  60.  *Walking Disaster, Jamie McGuire (9/8- 9/11)
  61.  Notes to Self, Avery Sawyer (9/11)- A girl with a head injury has to learn about herself and remember what happened the night of the fall.
  62. Broken Promises, Dawn Pendleton (9/13- 9/15), meh… poorly written, no conflict
  63. It Started With Dracula: The Count, My Mother, and I, Jane Congdon (9/15-  9/21)
  64. Broken Dreams, Dawn Pendleton (9/22)
  65. Broken Pieces, Dawn Pendleton (9/23- 9/24)
  66. Broken Valentine, Dawn Pendleton (9/24- 9/25)

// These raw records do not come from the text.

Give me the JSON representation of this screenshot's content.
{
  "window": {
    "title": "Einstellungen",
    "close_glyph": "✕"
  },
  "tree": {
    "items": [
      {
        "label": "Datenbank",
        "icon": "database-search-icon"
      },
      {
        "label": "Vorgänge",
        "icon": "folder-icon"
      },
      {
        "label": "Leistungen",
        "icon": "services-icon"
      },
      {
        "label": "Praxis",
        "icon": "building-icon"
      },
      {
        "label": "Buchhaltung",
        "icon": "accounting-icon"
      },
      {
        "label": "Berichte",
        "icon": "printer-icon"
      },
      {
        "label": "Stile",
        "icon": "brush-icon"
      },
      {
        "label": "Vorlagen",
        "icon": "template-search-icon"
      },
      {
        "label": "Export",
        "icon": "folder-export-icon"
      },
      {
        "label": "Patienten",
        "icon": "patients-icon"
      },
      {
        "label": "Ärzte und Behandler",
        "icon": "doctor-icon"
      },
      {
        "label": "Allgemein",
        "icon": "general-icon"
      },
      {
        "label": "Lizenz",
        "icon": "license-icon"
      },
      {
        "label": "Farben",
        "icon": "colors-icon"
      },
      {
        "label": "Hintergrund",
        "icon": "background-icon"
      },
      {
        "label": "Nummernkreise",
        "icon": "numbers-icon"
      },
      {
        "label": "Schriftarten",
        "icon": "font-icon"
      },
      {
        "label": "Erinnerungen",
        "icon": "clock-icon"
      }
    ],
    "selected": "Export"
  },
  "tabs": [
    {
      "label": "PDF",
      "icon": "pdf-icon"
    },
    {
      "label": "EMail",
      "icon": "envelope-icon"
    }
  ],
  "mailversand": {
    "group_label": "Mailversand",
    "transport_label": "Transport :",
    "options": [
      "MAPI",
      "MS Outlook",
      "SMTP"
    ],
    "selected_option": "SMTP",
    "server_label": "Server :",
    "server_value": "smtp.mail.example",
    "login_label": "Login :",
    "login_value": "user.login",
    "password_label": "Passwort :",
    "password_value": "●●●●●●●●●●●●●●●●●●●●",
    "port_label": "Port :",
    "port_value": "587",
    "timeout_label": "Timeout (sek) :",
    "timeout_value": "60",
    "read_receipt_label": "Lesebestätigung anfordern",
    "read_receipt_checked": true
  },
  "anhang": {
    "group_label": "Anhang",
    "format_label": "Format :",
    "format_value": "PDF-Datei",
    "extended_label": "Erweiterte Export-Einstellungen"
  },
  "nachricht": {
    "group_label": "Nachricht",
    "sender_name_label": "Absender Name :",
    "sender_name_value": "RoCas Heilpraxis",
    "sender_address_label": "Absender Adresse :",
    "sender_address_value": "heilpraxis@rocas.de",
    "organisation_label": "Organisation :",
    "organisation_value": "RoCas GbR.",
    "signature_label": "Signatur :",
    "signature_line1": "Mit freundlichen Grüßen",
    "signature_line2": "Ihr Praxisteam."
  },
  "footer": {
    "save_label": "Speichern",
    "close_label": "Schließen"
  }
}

  67. Every Ugly Word, Aimee L. Salter (9/25- 9/26) Young girl being bullied, Older Self, excellent.
  68. Kiss a Girl in the Rain, Nancy Warren (9/29-9/30)
  69. Iris in Bloom, Nancy Warren (9/30- 10/1)
  70. The Mad Tinker’s Daughter, JS Morin (10/2- 10/10)
  71. *Jane Eyre, Charlotte Bronte (10/14- 10/15)
  72. Loving Lauren, Jill Sanders (10/24- 10/25)
  73. X The Light Between Oceans, ML Steadman (10/25- 10/29)
  74. Ghost in the Bedroom, MA Harper (10/30- 11/3)
  75. #Dracula, Bram Stoker (11/4- 11/11)
  76. Fried Green Tomatoes at the Whistle Stop Cafe, Fannie Flagg (11/12)
  77. Reign, (An Unfortunate Fairy Tale Book 4), Chanda Hahn (11/13)
  78. #The Bell Jar, Sylvia Plath (11/14 -11/15)
  79. X #A Farewell To Arms, Ernest Hemingway (11/16- 11/25)
  80. The Crying Lot of 49, Thomas Pynchon (11/28- 12/18)
  81. *Divergent, Veronica Roth (12/4)
  82. *Insurgent, Veronica Roth (12/5- 12/6)
  83. *Allegiant, Veronica Roth (12/6- 12/7)
  84. *Blood Brothers, Nora Roberts (12/10- 12/12)
  85. *The Hollow, Nora Roberts (12/12-12/14)
  86. *The Pagan Stone, Nora Roberts (12/14- 12/15)
  87. X +The Night Circus, Erin Morganstern (12/30- present)

“A good book on your shelf is a friend that turns its back on you and remains a friend.”

~Author Unknown